It was when he returned to Ghana that Yaya first became interested in developing electroporcelain, after a discussion with a retired lab technician who had a stockpile of clays and feldspar, but wasn't sure what to do with it. "I figured out the clays and feldspar could be used to make electroporcelain, and at the same time I realised that Ghana imports all of its electroporcelain from Asian countries," he says. "So I asked myself why can't we make these products – and that is how I ended up in Cambridge."
In 2015, Yaya won a six-month CAPREx fellowship at Cambridge to work with Knowles, an expert in materials for use in challenging engineering environments. Most of Knowles' research focuses on how small changes to the microstructure of materials can improve their mechanical, electronic or optical properties for use in components such as connecting rods, fan blades, glass and fuel cells.
"In electroporcelain, the raw materials are clay, feldspar and silica," explains Knowles. "When these raw materials are mixed together in the right proportions and fired together, at a temperature such as 1,200°C, an electrical insulator is produced. What happens during firing is that the feldspar melts and this helps to bind the particles together inducing further chemical reactions and reducing porosity. The result is a dense product that can be given a surface glaze to enable it to pass national safety standards tests for porcelain insulators."
Yaya adds: "Normally, imported electroporcelains are made to suit the original country's specifications, and are not made specifically for Ghana or other African countries, where the climatic conditions could vary. By producing these products in Ghana using local raw materials, they are subjected to our own environmental conditions.
They would be sent to the Ghana Standards Authority for further testing to ensure that failure does not occur rapidly when the electroporcelains are in use."
As well as working closely with Knowles, Yaya has also spent time working with UK-based company Almath Crucibles to optimise his process. His aim from the outset was to develop a manufacturing process for electroporcelain that would meet international standards so it can be sold to Ghana's electricity company.
It's a crucial time for Ghana, which has committed itself to universal electricity access by 2020. Making sure the electricity supply is widely available and reliable will aid the growth of industries and the economic development of the country. It will also support the demand for power by an increasing population.
"If we are able to manufacture insulators in Ghana then they will be far more affordable than imported insulators, and we stand a better chance of expanding our electrical infrastructure to improve capacity," explains Yaya.
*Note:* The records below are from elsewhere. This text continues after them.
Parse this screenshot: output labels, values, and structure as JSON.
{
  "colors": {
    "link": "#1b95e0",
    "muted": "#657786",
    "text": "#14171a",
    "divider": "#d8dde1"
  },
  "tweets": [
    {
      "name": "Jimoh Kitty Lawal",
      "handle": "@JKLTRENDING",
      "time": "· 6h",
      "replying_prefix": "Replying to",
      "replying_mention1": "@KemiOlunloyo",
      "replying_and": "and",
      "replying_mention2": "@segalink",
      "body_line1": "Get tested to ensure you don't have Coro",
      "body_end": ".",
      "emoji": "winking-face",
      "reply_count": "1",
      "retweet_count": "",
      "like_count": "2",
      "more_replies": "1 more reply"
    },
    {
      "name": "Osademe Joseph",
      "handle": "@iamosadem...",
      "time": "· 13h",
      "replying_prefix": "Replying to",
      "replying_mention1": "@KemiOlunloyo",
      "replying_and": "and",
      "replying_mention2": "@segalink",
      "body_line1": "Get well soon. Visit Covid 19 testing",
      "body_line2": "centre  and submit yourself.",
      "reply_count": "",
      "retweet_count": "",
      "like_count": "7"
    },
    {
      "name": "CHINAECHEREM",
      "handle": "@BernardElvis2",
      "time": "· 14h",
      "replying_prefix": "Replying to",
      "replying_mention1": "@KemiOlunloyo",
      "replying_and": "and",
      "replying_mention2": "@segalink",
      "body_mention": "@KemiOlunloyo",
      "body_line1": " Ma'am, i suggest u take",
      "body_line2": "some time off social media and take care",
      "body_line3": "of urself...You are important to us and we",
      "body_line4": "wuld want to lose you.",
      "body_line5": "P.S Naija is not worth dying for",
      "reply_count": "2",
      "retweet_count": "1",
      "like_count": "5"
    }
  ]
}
Meanwhile, foreign investors are beginning to take notice of Ghana's richness in materials: in August 2016, a Chinese-owned company opened the first phase of a US$60m factory in the Free Zone in Eshiem in Ghana to manufacture floor tiles and other ceramic products to supply domestic and international ceramics markets.
Yaya continues to collaborate with Knowles, as well as with other researchers in Europe. He is currently in the process of patenting his technique through a University of Ghana Technology Transfer Grant, and is now looking for potential commercial partners to help him bring the technology from a laboratory to an industrial scale.
"Dumsor is an irritation at times but it also shows the power crisis we must overcome," he says. "We need to be sure that limitations in generating and distributing electricity do not become a development challenge for the country.